July 22, 2013 By News Staff
Is your community happy or unhappy? Some researchers say Twitter may have the answer.
A study released by a group of researchers from the University of Pennsylvania and Michigan State University states that language analysis used on Twitter can help determine a city’s overall well-being.
Why? "Tweeting is pervasive across the U.S.," according to the researchers. "And, unlike responses to surveys, tweets are not constrained to pre-chosen questions."
Using millions of tweets across the U.S. that had geo-location information, the researchers built a model of language that predicts well-being, and Twitter was an effective tool for significantly predicting such. In addition, the combination of Twitter language and socioeconomic information was more predictive than socioeconomic information on its own.

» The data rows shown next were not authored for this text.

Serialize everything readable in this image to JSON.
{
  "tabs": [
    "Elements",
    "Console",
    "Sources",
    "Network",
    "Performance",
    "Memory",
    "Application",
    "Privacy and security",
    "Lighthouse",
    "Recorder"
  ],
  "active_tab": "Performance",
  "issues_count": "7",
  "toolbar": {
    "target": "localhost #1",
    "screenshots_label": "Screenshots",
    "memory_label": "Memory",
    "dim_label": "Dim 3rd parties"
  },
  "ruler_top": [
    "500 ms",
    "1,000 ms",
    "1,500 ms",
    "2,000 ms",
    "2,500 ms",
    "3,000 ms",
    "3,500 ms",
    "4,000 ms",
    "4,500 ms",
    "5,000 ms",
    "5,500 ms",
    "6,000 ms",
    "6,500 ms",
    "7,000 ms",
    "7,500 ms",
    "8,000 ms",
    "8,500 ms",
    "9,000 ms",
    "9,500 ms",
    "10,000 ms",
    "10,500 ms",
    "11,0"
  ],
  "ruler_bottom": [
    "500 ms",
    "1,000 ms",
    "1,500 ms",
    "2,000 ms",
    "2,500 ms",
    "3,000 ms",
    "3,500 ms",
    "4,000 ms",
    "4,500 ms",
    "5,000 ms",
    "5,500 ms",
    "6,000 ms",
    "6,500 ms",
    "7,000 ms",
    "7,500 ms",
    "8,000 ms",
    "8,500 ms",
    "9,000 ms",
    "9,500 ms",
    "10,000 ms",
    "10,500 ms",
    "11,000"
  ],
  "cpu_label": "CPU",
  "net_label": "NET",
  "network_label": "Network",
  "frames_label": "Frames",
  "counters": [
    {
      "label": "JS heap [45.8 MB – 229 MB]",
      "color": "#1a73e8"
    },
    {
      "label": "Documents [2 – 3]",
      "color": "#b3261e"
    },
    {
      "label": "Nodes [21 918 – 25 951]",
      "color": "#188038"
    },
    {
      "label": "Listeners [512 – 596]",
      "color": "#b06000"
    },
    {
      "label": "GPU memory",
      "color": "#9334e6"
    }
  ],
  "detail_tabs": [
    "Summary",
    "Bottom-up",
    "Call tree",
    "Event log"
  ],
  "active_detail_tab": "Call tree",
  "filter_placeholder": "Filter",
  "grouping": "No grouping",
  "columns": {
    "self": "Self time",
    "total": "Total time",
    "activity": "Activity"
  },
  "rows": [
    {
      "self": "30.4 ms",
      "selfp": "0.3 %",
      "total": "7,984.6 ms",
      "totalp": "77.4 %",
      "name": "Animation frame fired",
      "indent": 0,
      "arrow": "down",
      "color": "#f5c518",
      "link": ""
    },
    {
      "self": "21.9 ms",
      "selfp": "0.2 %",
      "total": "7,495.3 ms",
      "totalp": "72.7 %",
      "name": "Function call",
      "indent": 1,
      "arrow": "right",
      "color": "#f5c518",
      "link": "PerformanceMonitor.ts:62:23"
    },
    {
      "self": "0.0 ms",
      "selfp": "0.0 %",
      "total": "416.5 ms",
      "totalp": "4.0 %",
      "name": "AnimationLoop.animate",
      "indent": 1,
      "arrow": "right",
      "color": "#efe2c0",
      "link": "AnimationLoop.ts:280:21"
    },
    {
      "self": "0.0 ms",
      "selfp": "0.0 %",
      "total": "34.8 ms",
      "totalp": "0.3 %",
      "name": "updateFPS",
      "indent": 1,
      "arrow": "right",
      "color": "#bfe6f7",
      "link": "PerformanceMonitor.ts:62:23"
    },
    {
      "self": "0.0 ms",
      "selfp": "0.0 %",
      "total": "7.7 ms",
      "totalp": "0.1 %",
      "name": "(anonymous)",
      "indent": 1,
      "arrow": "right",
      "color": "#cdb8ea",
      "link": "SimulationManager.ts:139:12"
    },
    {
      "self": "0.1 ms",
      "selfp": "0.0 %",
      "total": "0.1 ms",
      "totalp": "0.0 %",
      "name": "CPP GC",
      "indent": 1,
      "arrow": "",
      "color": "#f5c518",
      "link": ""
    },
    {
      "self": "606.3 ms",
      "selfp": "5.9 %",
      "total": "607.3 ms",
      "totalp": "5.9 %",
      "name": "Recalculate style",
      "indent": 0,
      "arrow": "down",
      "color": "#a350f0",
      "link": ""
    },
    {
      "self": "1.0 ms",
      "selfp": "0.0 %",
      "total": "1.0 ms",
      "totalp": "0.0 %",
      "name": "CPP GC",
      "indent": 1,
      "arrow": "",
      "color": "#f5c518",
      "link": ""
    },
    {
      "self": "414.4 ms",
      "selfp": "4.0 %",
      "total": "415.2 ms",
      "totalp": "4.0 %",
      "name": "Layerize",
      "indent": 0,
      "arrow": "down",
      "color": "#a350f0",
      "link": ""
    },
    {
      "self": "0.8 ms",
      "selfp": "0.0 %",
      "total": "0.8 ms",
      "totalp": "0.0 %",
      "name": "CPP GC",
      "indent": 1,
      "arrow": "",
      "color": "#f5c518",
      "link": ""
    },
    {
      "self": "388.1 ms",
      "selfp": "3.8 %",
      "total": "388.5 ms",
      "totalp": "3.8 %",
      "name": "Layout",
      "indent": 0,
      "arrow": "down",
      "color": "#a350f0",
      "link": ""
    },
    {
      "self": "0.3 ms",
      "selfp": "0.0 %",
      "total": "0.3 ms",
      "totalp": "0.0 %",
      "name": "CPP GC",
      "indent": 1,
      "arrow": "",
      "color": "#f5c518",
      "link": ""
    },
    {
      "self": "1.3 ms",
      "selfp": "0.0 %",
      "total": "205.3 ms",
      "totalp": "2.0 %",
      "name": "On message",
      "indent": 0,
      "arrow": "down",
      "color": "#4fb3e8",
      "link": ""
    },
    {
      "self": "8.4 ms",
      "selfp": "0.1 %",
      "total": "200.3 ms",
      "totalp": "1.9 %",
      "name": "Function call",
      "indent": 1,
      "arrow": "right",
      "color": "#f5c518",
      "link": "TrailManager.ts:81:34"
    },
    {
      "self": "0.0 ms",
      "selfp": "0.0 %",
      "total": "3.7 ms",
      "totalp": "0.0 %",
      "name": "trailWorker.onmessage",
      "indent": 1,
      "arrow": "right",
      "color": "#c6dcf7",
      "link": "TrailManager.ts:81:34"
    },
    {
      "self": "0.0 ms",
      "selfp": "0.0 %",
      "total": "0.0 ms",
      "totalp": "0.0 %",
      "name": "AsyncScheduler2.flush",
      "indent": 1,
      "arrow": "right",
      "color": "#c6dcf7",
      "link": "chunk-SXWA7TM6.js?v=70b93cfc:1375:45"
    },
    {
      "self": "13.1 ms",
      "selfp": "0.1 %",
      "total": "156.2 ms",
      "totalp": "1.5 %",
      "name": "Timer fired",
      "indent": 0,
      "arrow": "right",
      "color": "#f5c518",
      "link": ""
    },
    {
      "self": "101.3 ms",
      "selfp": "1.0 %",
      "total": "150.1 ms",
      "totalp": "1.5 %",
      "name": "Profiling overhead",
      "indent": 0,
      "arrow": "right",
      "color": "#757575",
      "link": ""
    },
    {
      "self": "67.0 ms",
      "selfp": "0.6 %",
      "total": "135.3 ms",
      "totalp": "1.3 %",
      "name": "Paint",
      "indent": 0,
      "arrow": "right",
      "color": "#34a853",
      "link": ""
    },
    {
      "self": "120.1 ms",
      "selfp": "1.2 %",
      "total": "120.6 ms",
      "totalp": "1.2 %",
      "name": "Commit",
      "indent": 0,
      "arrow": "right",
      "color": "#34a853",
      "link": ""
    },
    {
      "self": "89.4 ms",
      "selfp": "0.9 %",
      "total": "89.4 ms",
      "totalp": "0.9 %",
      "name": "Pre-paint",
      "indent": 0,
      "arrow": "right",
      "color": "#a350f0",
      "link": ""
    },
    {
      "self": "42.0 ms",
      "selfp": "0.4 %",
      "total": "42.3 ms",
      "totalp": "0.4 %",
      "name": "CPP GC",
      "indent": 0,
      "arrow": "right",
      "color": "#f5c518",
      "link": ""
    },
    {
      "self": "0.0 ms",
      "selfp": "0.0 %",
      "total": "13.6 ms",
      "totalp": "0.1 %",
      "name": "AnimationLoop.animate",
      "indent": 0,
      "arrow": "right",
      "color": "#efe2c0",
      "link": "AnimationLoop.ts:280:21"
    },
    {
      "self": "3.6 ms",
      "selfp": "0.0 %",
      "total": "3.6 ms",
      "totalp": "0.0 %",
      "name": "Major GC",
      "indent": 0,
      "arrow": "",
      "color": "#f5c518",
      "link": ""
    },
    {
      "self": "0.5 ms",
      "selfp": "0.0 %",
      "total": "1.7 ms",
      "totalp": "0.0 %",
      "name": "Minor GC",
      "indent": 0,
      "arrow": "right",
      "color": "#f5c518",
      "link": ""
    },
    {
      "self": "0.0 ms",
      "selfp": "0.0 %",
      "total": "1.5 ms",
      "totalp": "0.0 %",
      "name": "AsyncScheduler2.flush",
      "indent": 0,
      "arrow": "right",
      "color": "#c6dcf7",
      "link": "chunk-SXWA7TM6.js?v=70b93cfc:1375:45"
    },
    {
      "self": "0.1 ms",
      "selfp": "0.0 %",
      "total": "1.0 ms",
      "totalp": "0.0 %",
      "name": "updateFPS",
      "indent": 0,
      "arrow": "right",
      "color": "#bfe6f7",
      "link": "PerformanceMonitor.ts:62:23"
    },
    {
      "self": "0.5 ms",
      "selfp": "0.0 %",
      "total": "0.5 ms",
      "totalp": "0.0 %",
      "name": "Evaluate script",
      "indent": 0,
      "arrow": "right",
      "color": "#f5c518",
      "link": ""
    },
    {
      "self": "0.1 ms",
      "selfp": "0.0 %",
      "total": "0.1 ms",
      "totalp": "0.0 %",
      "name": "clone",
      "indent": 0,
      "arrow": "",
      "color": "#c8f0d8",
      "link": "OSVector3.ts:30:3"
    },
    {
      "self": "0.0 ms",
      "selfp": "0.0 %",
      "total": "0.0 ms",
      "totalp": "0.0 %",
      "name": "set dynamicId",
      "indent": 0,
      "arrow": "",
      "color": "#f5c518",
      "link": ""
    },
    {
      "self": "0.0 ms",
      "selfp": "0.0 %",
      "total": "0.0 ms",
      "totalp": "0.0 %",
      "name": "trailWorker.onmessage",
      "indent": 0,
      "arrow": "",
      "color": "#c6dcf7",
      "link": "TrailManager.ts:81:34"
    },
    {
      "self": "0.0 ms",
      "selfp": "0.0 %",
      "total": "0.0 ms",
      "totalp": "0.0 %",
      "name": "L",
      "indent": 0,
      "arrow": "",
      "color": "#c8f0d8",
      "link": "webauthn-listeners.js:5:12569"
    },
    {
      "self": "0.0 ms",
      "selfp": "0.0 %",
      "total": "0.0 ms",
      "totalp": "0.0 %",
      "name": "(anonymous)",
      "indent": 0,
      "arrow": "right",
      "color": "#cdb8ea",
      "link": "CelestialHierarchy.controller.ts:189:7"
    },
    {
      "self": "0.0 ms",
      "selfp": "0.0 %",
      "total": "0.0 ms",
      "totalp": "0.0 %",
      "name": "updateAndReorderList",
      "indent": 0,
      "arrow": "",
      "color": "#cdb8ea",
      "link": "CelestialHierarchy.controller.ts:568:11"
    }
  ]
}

“What are tweets capturing about well-being?” the researchers wrote in a blog post about the report. “We didn’t want to just wind up with a happiness score, so the bulk of our work looked into this question by observing the actual words people use in regions with differing levels of life satisfaction.”
Words used on Twitter were grouped into a series of topics that more closely correlates to positive well-being as well as negative well-being.
The map developed from the study, pictured below, shows the life satisfaction of counties across the United States. Green regions have higher satisfaction, while red have lower.
All over the country, community leaders are looking to boost economic development through various initiatives. One key element in many of those initiatives is the use of information technology. When local governments build IT infrastructure, create e-government applications, assist high-tech startups or otherwise focus on technology, they create conditions that draw businesses to their communities and help retain skilled workers. This paper discusses and provides examples of these various ways local government can use technology to ultimately make a community more attractive to businesses, visitors and residents.